STUDY MATERIAL
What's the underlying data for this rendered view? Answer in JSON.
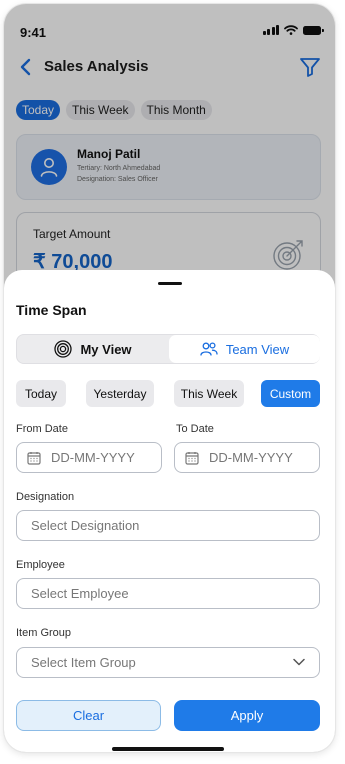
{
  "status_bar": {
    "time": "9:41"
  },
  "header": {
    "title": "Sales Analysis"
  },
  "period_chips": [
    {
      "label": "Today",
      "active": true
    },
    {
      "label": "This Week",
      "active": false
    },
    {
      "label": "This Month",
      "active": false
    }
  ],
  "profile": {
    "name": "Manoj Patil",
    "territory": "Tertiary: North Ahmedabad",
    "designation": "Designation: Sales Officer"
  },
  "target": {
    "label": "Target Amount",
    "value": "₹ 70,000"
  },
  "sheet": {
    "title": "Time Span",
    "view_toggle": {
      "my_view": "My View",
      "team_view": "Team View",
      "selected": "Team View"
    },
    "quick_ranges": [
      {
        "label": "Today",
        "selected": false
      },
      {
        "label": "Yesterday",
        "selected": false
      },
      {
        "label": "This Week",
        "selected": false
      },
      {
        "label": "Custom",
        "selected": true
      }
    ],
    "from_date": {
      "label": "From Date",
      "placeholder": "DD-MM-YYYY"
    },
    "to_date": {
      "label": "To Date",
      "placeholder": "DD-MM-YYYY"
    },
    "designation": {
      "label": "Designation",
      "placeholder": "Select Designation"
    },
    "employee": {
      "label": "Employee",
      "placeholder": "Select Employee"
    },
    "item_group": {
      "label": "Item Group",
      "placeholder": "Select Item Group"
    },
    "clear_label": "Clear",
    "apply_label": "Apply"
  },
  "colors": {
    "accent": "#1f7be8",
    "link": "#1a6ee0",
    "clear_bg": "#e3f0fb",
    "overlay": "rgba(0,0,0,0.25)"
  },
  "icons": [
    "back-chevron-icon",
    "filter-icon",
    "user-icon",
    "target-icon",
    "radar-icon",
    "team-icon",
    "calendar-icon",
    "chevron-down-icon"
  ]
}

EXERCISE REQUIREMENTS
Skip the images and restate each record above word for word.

RESPONSE AREA
What's the underlying data for this rendered view? Answer in JSON.
{
  "status_bar": {
    "time": "9:41"
  },
  "header": {
    "title": "Sales Analysis"
  },
  "period_chips": [
    {
      "label": "Today",
      "active": true
    },
    {
      "label": "This Week",
      "active": false
    },
    {
      "label": "This Month",
      "active": false
    }
  ],
  "profile": {
    "name": "Manoj Patil",
    "territory": "Tertiary: North Ahmedabad",
    "designation": "Designation: Sales Officer"
  },
  "target": {
    "label": "Target Amount",
    "value": "₹ 70,000"
  },
  "sheet": {
    "title": "Time Span",
    "view_toggle": {
      "my_view": "My View",
      "team_view": "Team View",
      "selected": "Team View"
    },
    "quick_ranges": [
      {
        "label": "Today",
        "selected": false
      },
      {
        "label": "Yesterday",
        "selected": false
      },
      {
        "label": "This Week",
        "selected": false
      },
      {
        "label": "Custom",
        "selected": true
      }
    ],
    "from_date": {
      "label": "From Date",
      "placeholder": "DD-MM-YYYY"
    },
    "to_date": {
      "label": "To Date",
      "placeholder": "DD-MM-YYYY"
    },
    "designation": {
      "label": "Designation",
      "placeholder": "Select Designation"
    },
    "employee": {
      "label": "Employee",
      "placeholder": "Select Employee"
    },
    "item_group": {
      "label": "Item Group",
      "placeholder": "Select Item Group"
    },
    "clear_label": "Clear",
    "apply_label": "Apply"
  },
  "colors": {
    "accent": "#1f7be8",
    "link": "#1a6ee0",
    "clear_bg": "#e3f0fb",
    "overlay": "rgba(0,0,0,0.25)"
  },
  "icons": [
    "back-chevron-icon",
    "filter-icon",
    "user-icon",
    "target-icon",
    "radar-icon",
    "team-icon",
    "calendar-icon",
    "chevron-down-icon"
  ]
}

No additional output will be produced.